And she expressed gratitude for the speakers who testified at the GOP convention last week in Tampa about her husband's acts of kindness or business acumen.
"I'm so grateful people are now standing up and saying, 'This is the guy that has integrity, decency, goodness, and this is the guy that cares about you,'" Mrs. Romney said. "We aren't running to make our lives better. We're running for you."
Speakers ahead of her on the stage highlighted the sluggish economy and their fears that the future will not be as prosperous for the next generation.
No mention was made of issues that figure prominently in Democratic talking points, such as abortion rights, college loans, access to birth control, and equal pay for equal work.
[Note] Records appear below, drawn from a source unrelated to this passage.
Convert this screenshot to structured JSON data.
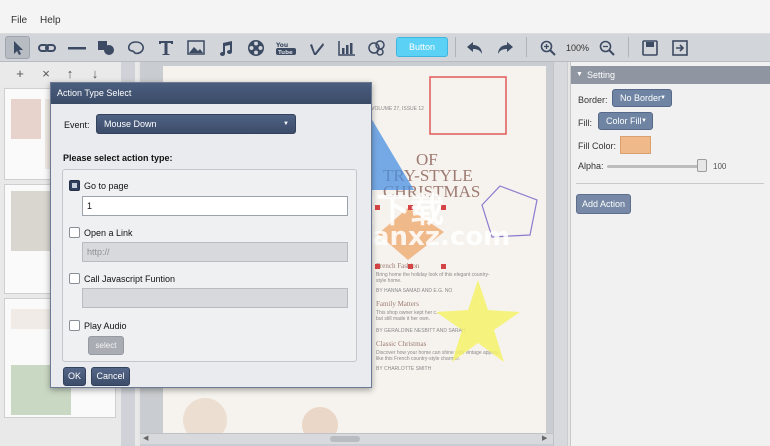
{
  "menu": {
    "file": "File",
    "help": "Help"
  },
  "toolbar": {
    "button_label": "Button",
    "zoom_level": "100%",
    "tools": [
      "pointer-icon",
      "link-icon",
      "line-icon",
      "shapes-icon",
      "palette-icon",
      "text-icon",
      "image-icon",
      "music-icon",
      "film-icon",
      "youtube-icon",
      "vimeo-icon",
      "chart-icon",
      "flash-icon",
      "button-tool",
      "undo-icon",
      "redo-icon",
      "zoom-in-icon",
      "zoom-out-icon",
      "save-icon",
      "export-icon"
    ]
  },
  "left_panel": {
    "add": "+",
    "delete": "×",
    "up": "↑",
    "down": "↓"
  },
  "page": {
    "volume": "• VOLUME 27, ISSUE 12",
    "headline_1": "OF",
    "headline_2": "TRY-STYLE",
    "headline_3": "CHRISTMAS",
    "french": "French Fashion",
    "french_body": "Bring home the holiday look of this elegant country-style home.",
    "french_by": "BY HANNA SAMAD AND E.G. NO",
    "family": "Family Matters",
    "family_body": "This shop owner kept her c... but still made it her own.",
    "family_by": "BY GERALDINE NESBITT AND SARAH",
    "classic": "Classic Christmas",
    "classic_body": "Discover how your home can shine with vintage appeal, like this French country-style charmer.",
    "classic_by": "BY CHARLOTTE SMITH"
  },
  "setting_panel": {
    "title": "Setting",
    "border_label": "Border:",
    "border_value": "No Border",
    "fill_label": "Fill:",
    "fill_value": "Color Fill",
    "fill_color_label": "Fill Color:",
    "fill_color": "#f0b98a",
    "alpha_label": "Alpha:",
    "alpha_value": "100",
    "add_action": "Add Action"
  },
  "dialog": {
    "title": "Action Type Select",
    "event_label": "Event:",
    "event_value": "Mouse Down",
    "heading": "Please select action type:",
    "go_to_page_label": "Go to page",
    "go_to_page_checked": true,
    "go_to_page_value": "1",
    "open_link_label": "Open a Link",
    "open_link_checked": false,
    "open_link_placeholder": "http://",
    "js_label": "Call Javascript Funtion",
    "js_checked": false,
    "audio_label": "Play Audio",
    "audio_checked": false,
    "select_label": "select",
    "ok": "OK",
    "cancel": "Cancel"
  },
  "watermark": {
    "cn": "安下载",
    "url": "anxz.com"
  }
}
Democrats have accused the Republicans of waging a "war on women." An Aug. 23 poll by the Quinnipiac University Polling Institute found Mr. Obama leading Mr. Romney 54 percent to 41 percent among women in Ohio.
"I don't think women can afford four more years of Obama," Ohio Lt. Gov. Mary Taylor told the audience.
She said there are 5.9 million women unemployed and 401,000 have lost their jobs.
"[Mr. Romney] will give us back the peace of mind that, as women, things that we worry about we'd like to say are being taken care of. We're worried about our children's future and we're constantly worried about how we can afford the rising cost of groceries, gas, and health care," she said.
Other speakers preceding Mrs. Romney to the microphone -- women only -- included Student Government president Christina Terry; university president Katherine Fell; Findlay Mayor Lydia Mihalik; Tami Longaberger, president of Longaberger Co., and Marcia Latta, wife of U.S. Rep. Bob Latta, R-Bowling Green.
"I was glad that they are addressing issues specific to women, especially in the job sector," said Brianne Kuns, 21, a pharmacy student from Sandusky. "I also like that they are promoting successful small business. The other party focuses on the not-crucial issues that are affecting this country."
Courtney Crawford, 32, of Findlay, an analyst for Marathon Petroleum, said she is concerned about the country's future for her two teenaged children.
She said birth control "is a woman's right, but I shouldn't be expected to pay for someone else. I thought the message today was a very good one," Ms. Crawford said.
Jessica Kershaw, spokesman for the Obama campaign in Ohio, said the ticket or Mr. Romney and Rep. Paul Ryan of Wisconsin would take the country backward with $5 trillion in "budget-busting tax cuts for the wealthy paid for by the middle class and the end to Medicare as we know it, turning it into a voucher program."
"While we are not where we need to be yet, the president has helped put Ohio back on the right track by saving the auto industry, cutting taxes for the middle class and small businesses, and investing in education and infrastructure," Ms. Kershaw said.
Mike Gillis, spokesman for the Ohio AFL-CIO, which is supporting Mr. Obama, issued a statement saying the Romney-Ryan ticket would reverse "progress that has been made over the last several decades on women's health and workplace issues."
He said Mr. Romney has refused to take a position on the Lily Ledbetter Fair Pay Act, which is intended to ensure equal pay for equal work.
Mrs. Latta said the most important issue in the campaign is the economy.
"I am 100 percent sure that Mitt Romney is for equal pay for equal work," said Mrs. Latta.
First Published September 6, 2012 12:00 am